The title of this blog is taken from John Prine’s song “Speed of the Sound of Loneliness,” which seems apropos for an article on the profound impact of loneliness on the health of aging parents. Here’s the first punch line:
“Assessment of loneliness is not routine in clinical practice and it may be viewed as beyond the scope of medical practice,” the authors conclude. “However, loneliness may be as an important of a predictor of adverse health outcomes as many traditional medical risk factors.”
Beyond the scope of medical practice? Really? Cure when possible, comfort always but too busy to assess loneliness in a high risk population? Here’s the risk:
“After controlling for confounding factors (including depression), loneliness was associated with a nearly 60-percent increased risk of functional decline (loss of ability to perform everyday tasks such as bathing and feeding themselves, climbing stairs, walking, lifting things with their arms, and so forth) during the six-year follow-up period than the folks who were not deemed lonely. Worse yet, loneliness was linked to a 45 percent higher risk of dying during the follow-up period.”
Worth an assessment in my book, but there’s more. Here is the second punch line:
“Those findings deliver an extra jolt when you consider that just 18 percent of the people surveyed lived alone – and nearly 75 percent were married.”
Loneliness plagues the married and unmarried alike, which harkens back to the pressing need to maintain “nourishing” social connections in the final phase of life. It also intensifies the dilemma of where to live when we get old. Aging in place may maximize personal control but may inadvertently worsen loneliness. Senior housing may do the opposite.
Bottom Line: Wherever our aging parents live, they are at risk for loneliness.

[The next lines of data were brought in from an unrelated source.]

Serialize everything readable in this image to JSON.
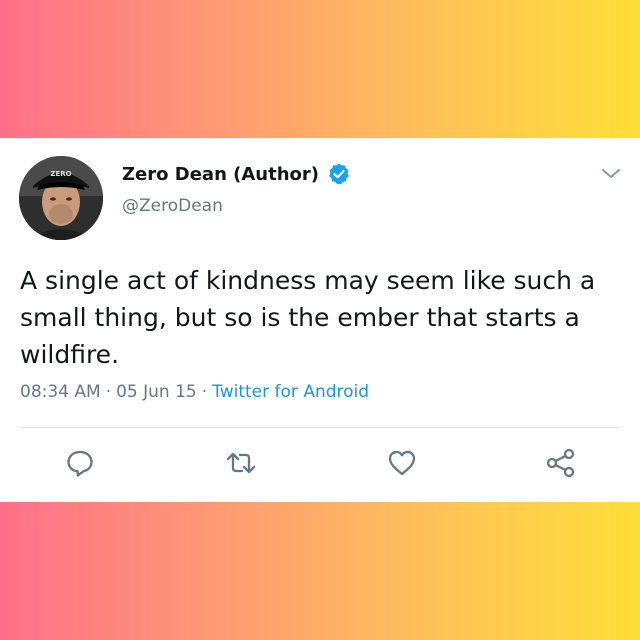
{
  "tweet": {
    "author_name": "Zero Dean (Author)",
    "handle": "@ZeroDean",
    "avatar_cap_text": "ZERO",
    "text": "A single act of kindness may seem like such a small thing, but so is the ember that starts a wildfire.",
    "time": "08:34 AM",
    "date": "05 Jun 15",
    "separator": "·",
    "client": "Twitter for Android"
  },
  "icons": {
    "verified": "verified-badge-icon",
    "menu": "chevron-down-icon",
    "reply": "reply-icon",
    "retweet": "retweet-icon",
    "like": "heart-icon",
    "share": "share-icon"
  },
  "colors": {
    "gradient_left": "#fe6f8a",
    "gradient_right": "#fdde38",
    "verified_blue": "#1da1f2",
    "link_blue": "#1b95e0",
    "secondary_text": "#657786",
    "icon_gray": "#657786",
    "text": "#14171a"
  }
}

The good news is that this is a risk we can mitigate with creativity, determination, and compassion.